## Aim of the exercise
Make an exact copy of the entries, and keep any pictures out of it.

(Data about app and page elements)
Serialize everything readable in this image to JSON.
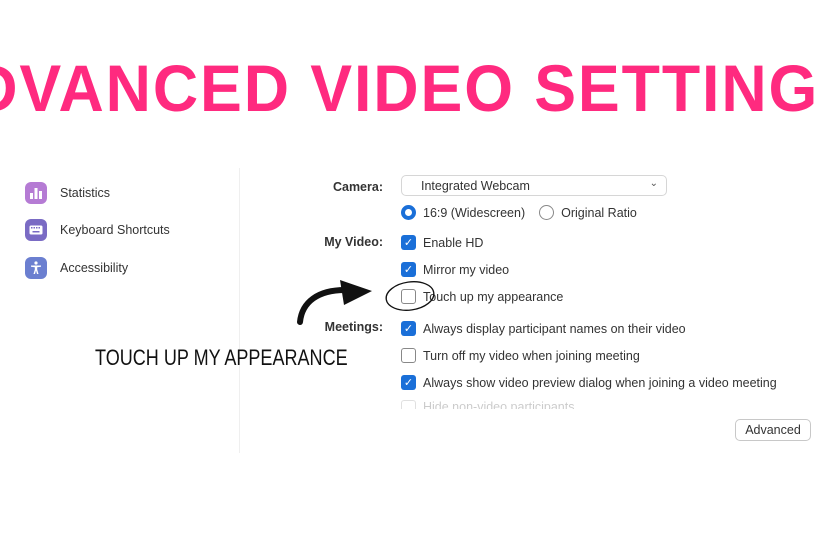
{
  "headline": "ADVANCED VIDEO SETTINGS",
  "colors": {
    "headline": "#ff2a7f",
    "accent": "#1a6fd8",
    "statistics_icon": "#b57bd4",
    "keyboard_icon": "#7a6bc4",
    "accessibility_icon": "#6b7fd0"
  },
  "sidebar": {
    "items": [
      {
        "label": "Statistics",
        "icon": "bar-chart-icon"
      },
      {
        "label": "Keyboard Shortcuts",
        "icon": "keyboard-icon"
      },
      {
        "label": "Accessibility",
        "icon": "accessibility-icon"
      }
    ]
  },
  "settings": {
    "camera": {
      "label": "Camera:",
      "selected": "Integrated Webcam",
      "ratio_options": [
        {
          "label": "16:9 (Widescreen)",
          "selected": true
        },
        {
          "label": "Original Ratio",
          "selected": false
        }
      ]
    },
    "my_video": {
      "label": "My Video:",
      "options": [
        {
          "label": "Enable HD",
          "checked": true
        },
        {
          "label": "Mirror my video",
          "checked": true
        },
        {
          "label": "Touch up my appearance",
          "checked": false
        }
      ]
    },
    "meetings": {
      "label": "Meetings:",
      "options": [
        {
          "label": "Always display participant names on their video",
          "checked": true
        },
        {
          "label": "Turn off my video when joining meeting",
          "checked": false
        },
        {
          "label": "Always show video preview dialog when joining a video meeting",
          "checked": true
        },
        {
          "label": "Hide non-video participants",
          "checked": false
        }
      ]
    },
    "advanced_button": "Advanced"
  },
  "annotation": {
    "text": "TOUCH UP MY APPEARANCE"
  }
}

## Written answer
Serialize everything readable in this image to JSON.
{
  "headline": "ADVANCED VIDEO SETTINGS",
  "colors": {
    "headline": "#ff2a7f",
    "accent": "#1a6fd8",
    "statistics_icon": "#b57bd4",
    "keyboard_icon": "#7a6bc4",
    "accessibility_icon": "#6b7fd0"
  },
  "sidebar": {
    "items": [
      {
        "label": "Statistics",
        "icon": "bar-chart-icon"
      },
      {
        "label": "Keyboard Shortcuts",
        "icon": "keyboard-icon"
      },
      {
        "label": "Accessibility",
        "icon": "accessibility-icon"
      }
    ]
  },
  "settings": {
    "camera": {
      "label": "Camera:",
      "selected": "Integrated Webcam",
      "ratio_options": [
        {
          "label": "16:9 (Widescreen)",
          "selected": true
        },
        {
          "label": "Original Ratio",
          "selected": false
        }
      ]
    },
    "my_video": {
      "label": "My Video:",
      "options": [
        {
          "label": "Enable HD",
          "checked": true
        },
        {
          "label": "Mirror my video",
          "checked": true
        },
        {
          "label": "Touch up my appearance",
          "checked": false
        }
      ]
    },
    "meetings": {
      "label": "Meetings:",
      "options": [
        {
          "label": "Always display participant names on their video",
          "checked": true
        },
        {
          "label": "Turn off my video when joining meeting",
          "checked": false
        },
        {
          "label": "Always show video preview dialog when joining a video meeting",
          "checked": true
        },
        {
          "label": "Hide non-video participants",
          "checked": false
        }
      ]
    },
    "advanced_button": "Advanced"
  },
  "annotation": {
    "text": "TOUCH UP MY APPEARANCE"
  }
}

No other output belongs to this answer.